Needless to say, crisis management can make or tank a business. Successful entrepreneurs must fight the urge to panic and keep a cool head in order to guide their company through troubling times. A few strategies for handling unforeseen company meltdowns are listed below.

Stay Calm

Employees take their behavioral cues from their leaders. Think, would you be able to rationally tackle a problem if you saw your boss storming about, raging online and snapping at employees? Keep calm and set an example for your employees by staying positive. Try to steer clear of stressful hypotheticals. Odds are, the disaster you envision befalling your company won’t occur unless you panic and grossly mishandle the situation. Stay focused and take steps to solve the issue at hand rationally!

Communicate Effectively
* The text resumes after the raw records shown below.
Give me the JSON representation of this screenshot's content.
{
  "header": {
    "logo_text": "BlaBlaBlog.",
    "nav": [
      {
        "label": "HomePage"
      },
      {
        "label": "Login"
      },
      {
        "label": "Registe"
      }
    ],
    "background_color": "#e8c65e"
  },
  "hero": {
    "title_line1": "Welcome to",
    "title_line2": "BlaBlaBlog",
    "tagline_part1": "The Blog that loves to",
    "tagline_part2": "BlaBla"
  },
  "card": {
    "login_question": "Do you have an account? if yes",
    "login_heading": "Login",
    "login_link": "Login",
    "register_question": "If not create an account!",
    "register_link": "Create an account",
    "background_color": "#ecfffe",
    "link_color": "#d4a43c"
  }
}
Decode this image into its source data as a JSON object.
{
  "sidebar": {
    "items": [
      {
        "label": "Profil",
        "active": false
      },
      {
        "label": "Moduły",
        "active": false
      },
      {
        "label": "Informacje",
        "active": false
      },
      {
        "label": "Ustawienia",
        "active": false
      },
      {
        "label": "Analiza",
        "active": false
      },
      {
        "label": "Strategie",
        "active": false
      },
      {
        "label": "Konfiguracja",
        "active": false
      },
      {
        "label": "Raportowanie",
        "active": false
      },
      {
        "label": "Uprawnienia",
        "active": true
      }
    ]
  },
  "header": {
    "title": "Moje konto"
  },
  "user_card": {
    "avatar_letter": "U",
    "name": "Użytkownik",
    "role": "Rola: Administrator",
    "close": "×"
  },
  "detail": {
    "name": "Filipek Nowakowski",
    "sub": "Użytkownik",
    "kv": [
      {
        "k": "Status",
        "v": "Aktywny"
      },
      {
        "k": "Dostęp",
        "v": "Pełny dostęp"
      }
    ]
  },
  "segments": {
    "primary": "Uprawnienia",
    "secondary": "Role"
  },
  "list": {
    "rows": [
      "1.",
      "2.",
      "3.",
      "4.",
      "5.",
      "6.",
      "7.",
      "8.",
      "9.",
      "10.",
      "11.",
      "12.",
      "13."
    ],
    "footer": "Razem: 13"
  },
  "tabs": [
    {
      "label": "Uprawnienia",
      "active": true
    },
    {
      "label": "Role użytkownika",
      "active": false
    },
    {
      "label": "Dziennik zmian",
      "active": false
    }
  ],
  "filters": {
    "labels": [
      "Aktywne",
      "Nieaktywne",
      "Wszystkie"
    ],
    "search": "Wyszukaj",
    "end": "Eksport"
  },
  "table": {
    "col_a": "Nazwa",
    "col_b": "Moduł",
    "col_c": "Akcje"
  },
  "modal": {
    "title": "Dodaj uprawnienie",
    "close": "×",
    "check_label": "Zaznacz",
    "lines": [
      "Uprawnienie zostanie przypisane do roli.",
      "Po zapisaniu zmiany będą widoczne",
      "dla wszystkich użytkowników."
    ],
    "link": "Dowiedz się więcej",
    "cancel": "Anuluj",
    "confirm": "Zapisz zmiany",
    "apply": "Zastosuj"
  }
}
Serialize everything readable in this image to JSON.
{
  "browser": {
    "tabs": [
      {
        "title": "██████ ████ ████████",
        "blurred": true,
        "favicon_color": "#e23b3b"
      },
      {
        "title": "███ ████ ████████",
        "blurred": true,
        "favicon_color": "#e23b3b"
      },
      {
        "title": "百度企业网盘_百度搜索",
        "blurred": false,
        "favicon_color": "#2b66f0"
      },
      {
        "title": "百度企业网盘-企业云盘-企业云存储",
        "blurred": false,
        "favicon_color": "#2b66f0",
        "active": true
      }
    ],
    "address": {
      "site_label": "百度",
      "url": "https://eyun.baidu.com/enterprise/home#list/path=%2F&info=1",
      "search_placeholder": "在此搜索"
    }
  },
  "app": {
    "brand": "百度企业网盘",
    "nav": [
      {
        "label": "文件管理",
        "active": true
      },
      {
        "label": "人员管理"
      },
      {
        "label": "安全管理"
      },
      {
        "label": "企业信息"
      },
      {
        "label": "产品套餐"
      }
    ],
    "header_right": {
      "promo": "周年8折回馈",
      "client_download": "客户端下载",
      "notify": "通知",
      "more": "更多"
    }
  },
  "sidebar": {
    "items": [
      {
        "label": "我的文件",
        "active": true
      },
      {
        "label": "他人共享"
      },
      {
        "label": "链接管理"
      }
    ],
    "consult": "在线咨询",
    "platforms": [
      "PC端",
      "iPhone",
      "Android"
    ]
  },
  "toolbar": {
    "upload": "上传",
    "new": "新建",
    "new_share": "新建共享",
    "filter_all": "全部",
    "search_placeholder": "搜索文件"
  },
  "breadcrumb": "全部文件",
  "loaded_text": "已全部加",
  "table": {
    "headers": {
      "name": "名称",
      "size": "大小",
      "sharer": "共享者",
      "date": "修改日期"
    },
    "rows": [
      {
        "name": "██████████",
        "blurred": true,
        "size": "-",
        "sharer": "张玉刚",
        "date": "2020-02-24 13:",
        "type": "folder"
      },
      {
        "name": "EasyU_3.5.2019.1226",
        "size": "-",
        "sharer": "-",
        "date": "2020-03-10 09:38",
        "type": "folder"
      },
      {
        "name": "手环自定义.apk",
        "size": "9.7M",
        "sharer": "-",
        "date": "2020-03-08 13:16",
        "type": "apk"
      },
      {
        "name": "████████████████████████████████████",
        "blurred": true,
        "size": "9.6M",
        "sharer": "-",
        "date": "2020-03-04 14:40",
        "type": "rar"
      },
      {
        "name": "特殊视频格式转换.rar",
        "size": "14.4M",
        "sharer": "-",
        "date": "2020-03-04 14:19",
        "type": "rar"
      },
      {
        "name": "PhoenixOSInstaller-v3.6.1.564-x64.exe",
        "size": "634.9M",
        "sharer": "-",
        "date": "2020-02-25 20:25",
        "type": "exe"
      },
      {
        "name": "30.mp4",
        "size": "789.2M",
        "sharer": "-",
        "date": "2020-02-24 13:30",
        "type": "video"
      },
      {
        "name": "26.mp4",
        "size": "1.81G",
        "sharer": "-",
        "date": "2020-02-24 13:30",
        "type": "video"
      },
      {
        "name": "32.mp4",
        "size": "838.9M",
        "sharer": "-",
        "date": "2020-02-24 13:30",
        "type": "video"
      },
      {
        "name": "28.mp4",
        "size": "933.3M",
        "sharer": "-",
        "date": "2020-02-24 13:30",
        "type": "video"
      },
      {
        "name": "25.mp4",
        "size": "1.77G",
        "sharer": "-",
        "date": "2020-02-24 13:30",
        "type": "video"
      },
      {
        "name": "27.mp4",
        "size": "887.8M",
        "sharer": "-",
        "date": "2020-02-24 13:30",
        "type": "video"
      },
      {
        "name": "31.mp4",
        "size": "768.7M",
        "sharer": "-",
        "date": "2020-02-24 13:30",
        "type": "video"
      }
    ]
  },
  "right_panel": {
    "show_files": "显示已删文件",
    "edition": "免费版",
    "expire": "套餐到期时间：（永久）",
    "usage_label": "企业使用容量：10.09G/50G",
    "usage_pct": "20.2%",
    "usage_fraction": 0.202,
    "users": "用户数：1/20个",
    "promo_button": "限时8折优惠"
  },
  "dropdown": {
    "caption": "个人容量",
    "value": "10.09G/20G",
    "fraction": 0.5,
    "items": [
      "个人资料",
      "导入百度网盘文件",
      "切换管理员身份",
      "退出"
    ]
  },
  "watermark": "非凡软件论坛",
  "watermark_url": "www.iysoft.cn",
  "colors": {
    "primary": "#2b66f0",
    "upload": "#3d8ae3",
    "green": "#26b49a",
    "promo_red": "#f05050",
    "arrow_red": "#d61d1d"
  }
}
Communication is key, both internally and in the media. Make sure to circulate a memo or set a meeting to lay out the facts about an incident before going to the press; the last thing you need in a crisis is to see a disgruntled employee tearing the company apart online after taking office gossip as fact. Then, make a plan. Decide who will talk to the press and what they will say when they do so. Our instinctual response to accusations of wrongdoing is to defend ourselves – however, an impulsive answer can land even a well-meaning representative in hot water if their words are ill-spoken or misconstrued by the media.

Implement Preventative Measures

When faced with work-related stress, most people search for someone to blame. However, starting a witch hunt and offering up a scapegoat for the company’s problems won’t solve the core issue at hand. Take a day or so to find out the root cause of the problem. If a person or persons caused said issue, consider why and how they were able to throw the company into a problematic situation. Times of crisis are stressful and unwanted, but they also serve as learning experiences. What might your company learn about it weaknesses in a crisis? Consider the question carefully, and implement changes that will strengthen your company’s structure and systems for the future.

*Originally published on PhilipWardWashington.Strikingly.com